James, a cybersecurity researcher, made a tweet about the matter as well, advocating that his listeners should block .one files at their respective email/perimeter gateways.
RATs allow malicious actors to remotely access a victim’s system, allowing them to steal saved passwords and files, and even take screenshots. In some cases, it even allows the malicious actors the ability to record video feeds through cameras. These kinds of software are typically used to steal cryptocurrency wallets in this day and age. As one would imagine, this could lead to massive losses for the victim.
One More Evolution In Threat Actors
The standard practice of how to avoid this is pretty simple: Don’t open any files sent to you from sources you do not completely trust. It’s as simple as that. While mistakes do happen, most programs issue out warnings before opening files from unknown sources. It’s recommended to listen to those warnings. If all else fails, it’s recommended to run the file in question past an administrator, preferably a cybersecurity one. A sturdy antivirus is always a good call, as well.
This latest innovation is simply the next evolution in the constant war between threat actors and security experts.
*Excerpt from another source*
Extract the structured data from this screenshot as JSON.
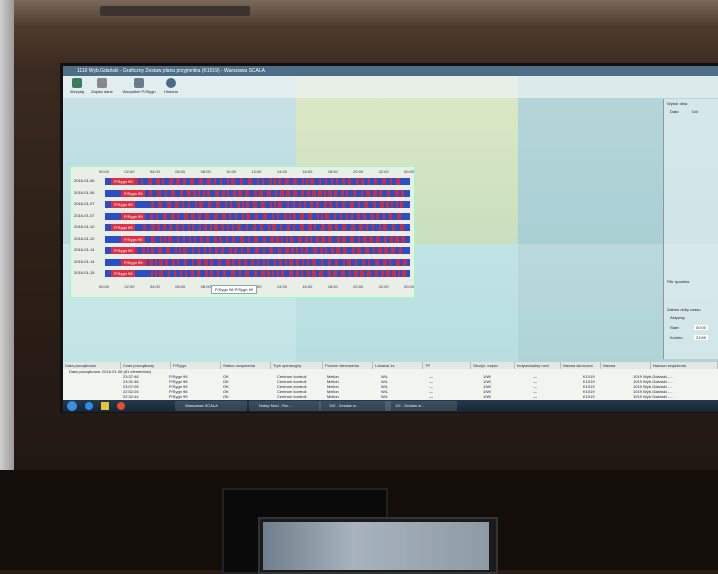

As long as the Internet exists, there will be those that wish to exploit people through it, and those whose interest is against that. When the OneNote hole gets plugged, threat actors will evolve and discover another means to infect victim systems with malware.
Time will tell how long this new trend will go until the eventual fix, seeing as it took a long time for Microsoft to fix the other gaps in its own protection already.